Interface dataset entries
-.-.-

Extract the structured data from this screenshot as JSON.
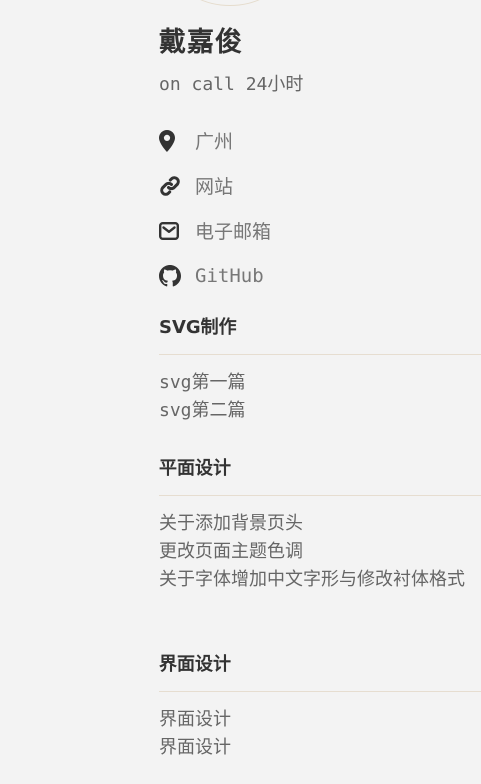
{
  "author": {
    "name": "戴嘉俊",
    "bio": "on call 24小时"
  },
  "links": [
    {
      "icon": "map-marker-icon",
      "label": "广州"
    },
    {
      "icon": "link-icon",
      "label": "网站"
    },
    {
      "icon": "envelope-icon",
      "label": "电子邮箱"
    },
    {
      "icon": "github-icon",
      "label": "GitHub"
    }
  ],
  "sections": [
    {
      "title": "SVG制作",
      "posts": [
        "svg第一篇",
        "svg第二篇"
      ]
    },
    {
      "title": "平面设计",
      "posts": [
        "关于添加背景页头",
        "更改页面主题色调",
        "关于字体增加中文字形与修改衬体格式"
      ]
    },
    {
      "title": "界面设计",
      "posts": [
        "界面设计",
        "界面设计"
      ]
    }
  ],
  "colors": {
    "background": "#f3f3f3",
    "divider": "#e6ddd0",
    "icon": "#333333"
  }
}
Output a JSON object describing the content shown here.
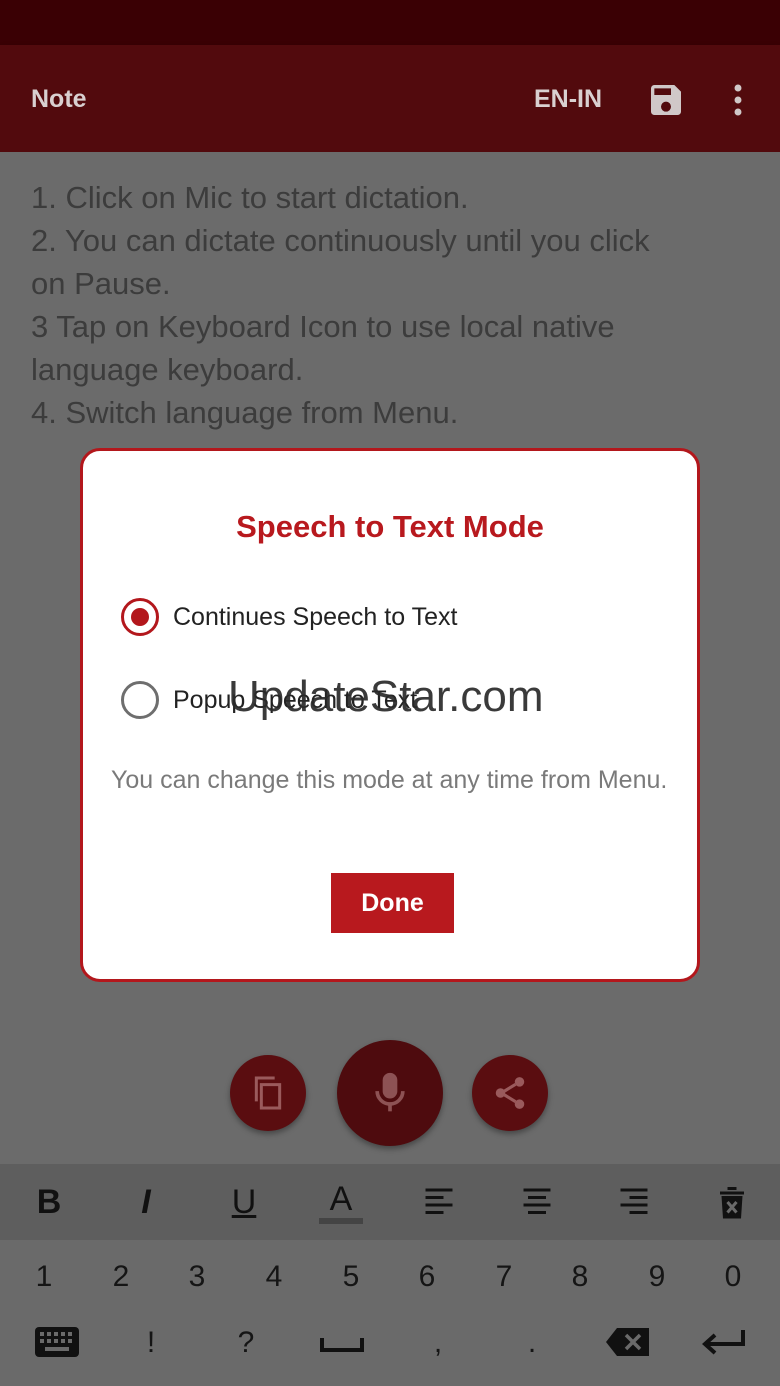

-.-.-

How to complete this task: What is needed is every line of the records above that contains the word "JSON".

Response:
Extract the structured data from this screenshot as JSON.
Output a JSON object describing the content shown here.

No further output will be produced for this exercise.